The report is frustratingly thin on details.
But it represents an even worse scenario than the one posited by NSA leaker Edward Snowden, who claimed the feds have a program named PRISM that gives them access to the servers of Google, Facebook, Microsoft and other major web providers. The companies have denied that such a program exists, saying they only respond to specific legal requests about individuals.
Legal demands for password, as reported by CNET, go beyond the mere one-time production of data from a users' account, of course.

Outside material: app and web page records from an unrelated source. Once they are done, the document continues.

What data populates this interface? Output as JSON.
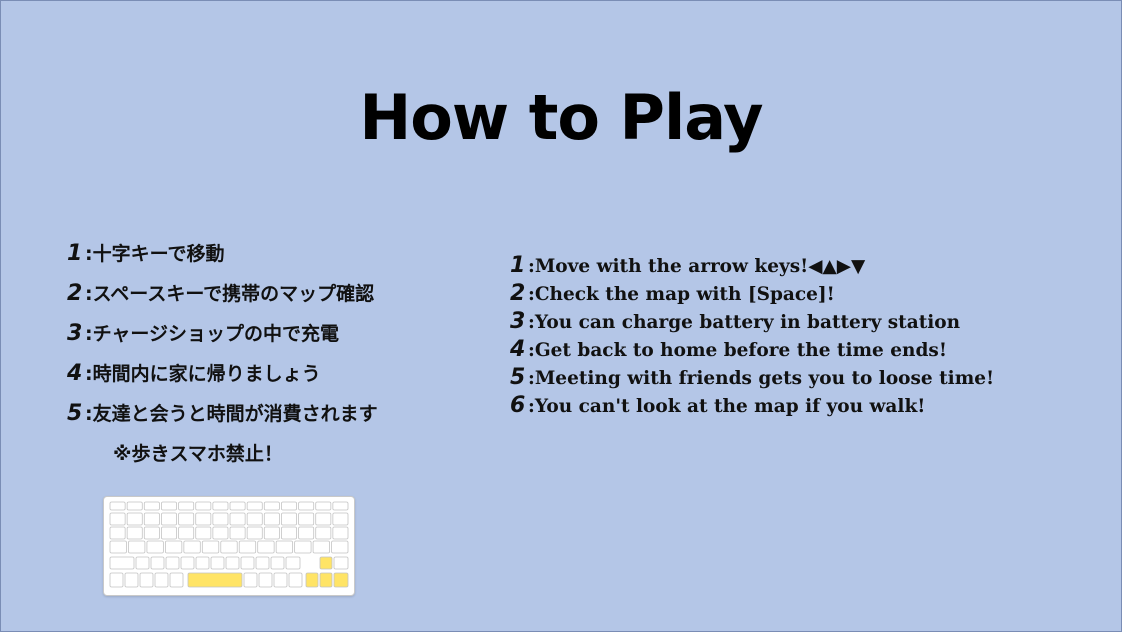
{
  "title": "How to Play",
  "jp_instructions": [
    {
      "num": "1",
      "text": ":十字キーで移動"
    },
    {
      "num": "2",
      "text": ":スペースキーで携帯のマップ確認"
    },
    {
      "num": "3",
      "text": ":チャージショップの中で充電"
    },
    {
      "num": "4",
      "text": ":時間内に家に帰りましょう"
    },
    {
      "num": "5",
      "text": ":友達と会うと時間が消費されます"
    }
  ],
  "jp_note": "※歩きスマホ禁止！",
  "en_instructions": [
    {
      "num": "1",
      "text": ":Move with the arrow keys!◀▲▶▼"
    },
    {
      "num": "2",
      "text": ":Check the map with [Space]!"
    },
    {
      "num": "3",
      "text": ":You can charge battery in battery station"
    },
    {
      "num": "4",
      "text": ":Get back to home before the time ends!"
    },
    {
      "num": "5",
      "text": ":Meeting with friends gets you to loose time!"
    },
    {
      "num": "6",
      "text": ":You can't look at the map if you walk!"
    }
  ],
  "keyboard": {
    "highlight_color": "#ffe466",
    "highlighted_keys": [
      "space-key",
      "arrow-up-key",
      "arrow-left-key",
      "arrow-down-key",
      "arrow-right-key"
    ]
  },
  "colors": {
    "background": "#b4c6e7",
    "text": "#111111"
  }
}
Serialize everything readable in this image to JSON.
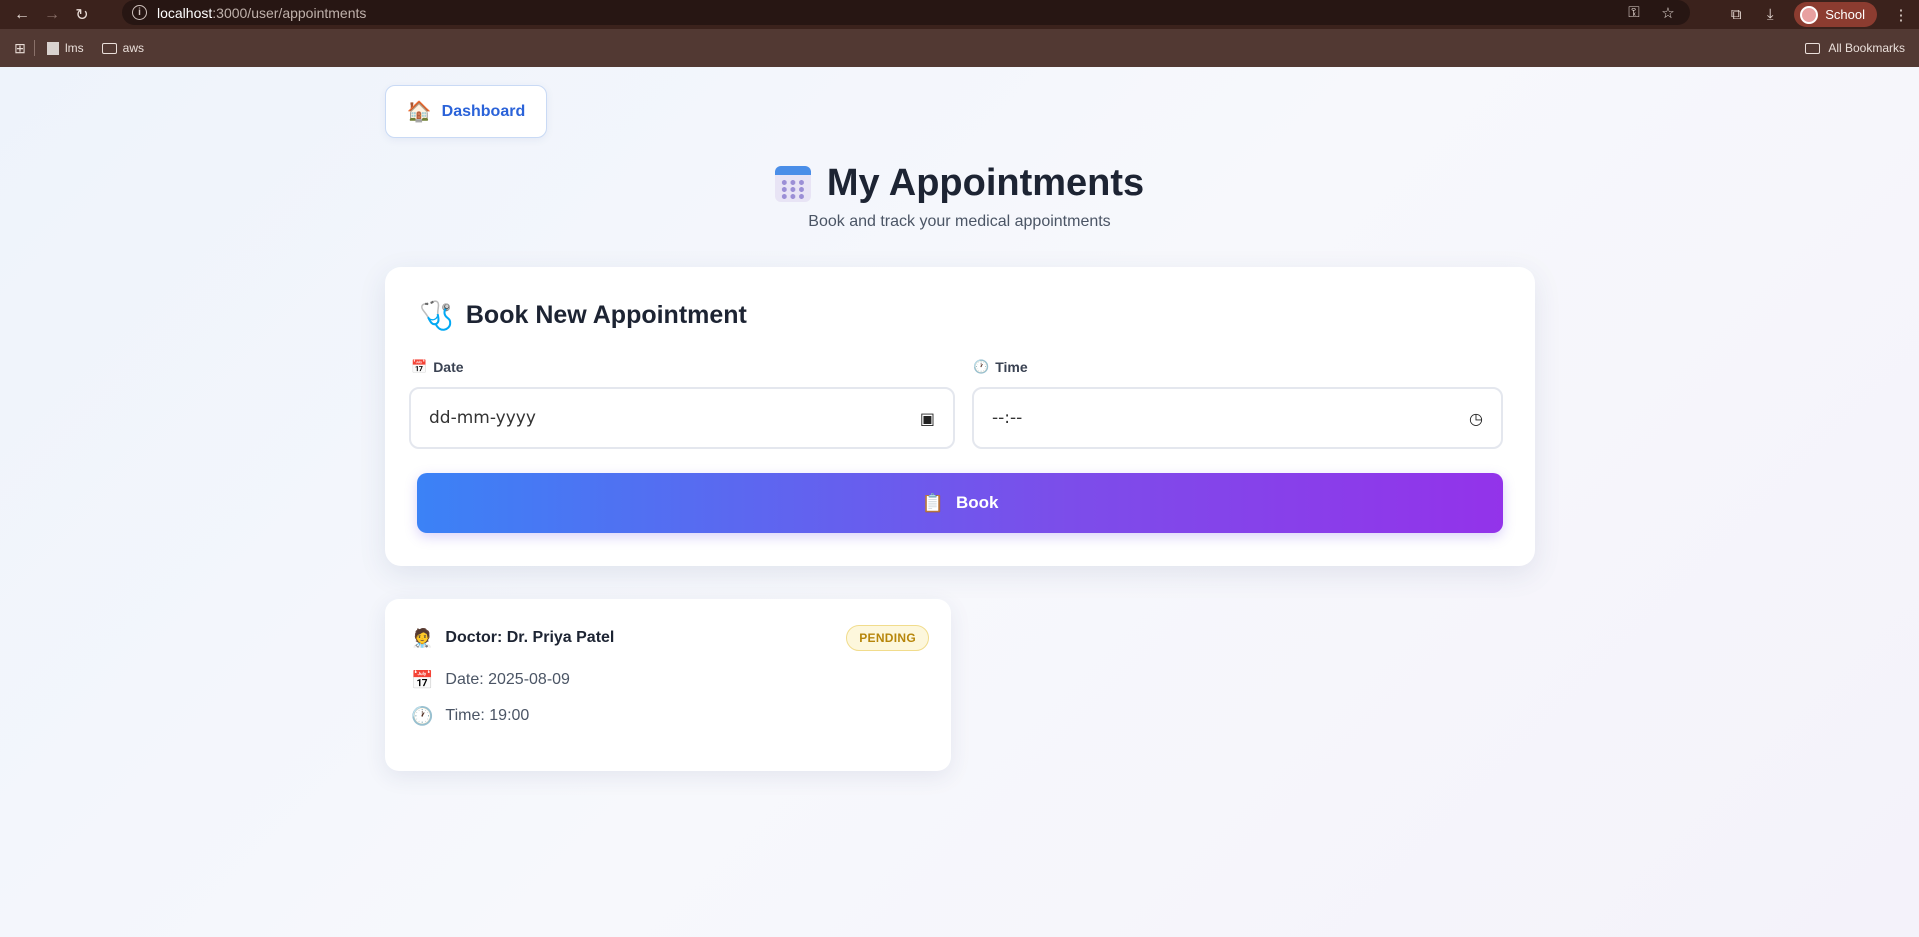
{
  "browser": {
    "url_host": "localhost",
    "url_path": ":3000/user/appointments",
    "bookmarks": [
      {
        "label": "lms"
      },
      {
        "label": "aws"
      }
    ],
    "all_bookmarks_label": "All Bookmarks",
    "profile_label": "School"
  },
  "nav": {
    "dashboard_label": "Dashboard",
    "dashboard_icon": "house-emoji"
  },
  "header": {
    "title": "My Appointments",
    "subtitle": "Book and track your medical appointments"
  },
  "booking": {
    "heading": "Book New Appointment",
    "date_label": "Date",
    "date_placeholder": "dd-mm-yyyy",
    "time_label": "Time",
    "time_placeholder": "--:--",
    "book_label": "Book"
  },
  "appointments": [
    {
      "doctor": "Doctor: Dr. Priya Patel",
      "status": "PENDING",
      "date": "Date: 2025-08-09",
      "time": "Time: 19:00"
    }
  ],
  "colors": {
    "accent": "#2b63d9",
    "gradient_start": "#3b82f6",
    "gradient_end": "#9333ea",
    "pending": "#b7860b"
  }
}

On Google, for instance, once someone has the password to your Gmail account they've got lengthy access to your calendar, search history, Drive docs, Gmail chats, and maybe your Google+ account.
CNET reports the unnamed companies have pushed back on the demands.
- SC slams Nupur Sharma, says her loose tongue set the country on fire
- Will review tax on crude, diesel and ATF every fortnight says Nirmala Sitharaman
- JB Pharma acquires four pediatric brands of Dr Reddy’s Labs for ₹98.3 crore
- Hyundai feels the pinch of chip shortage, global sales fall 4.5%
- Audi gets back some of its lost shine with EVs, gears up for launch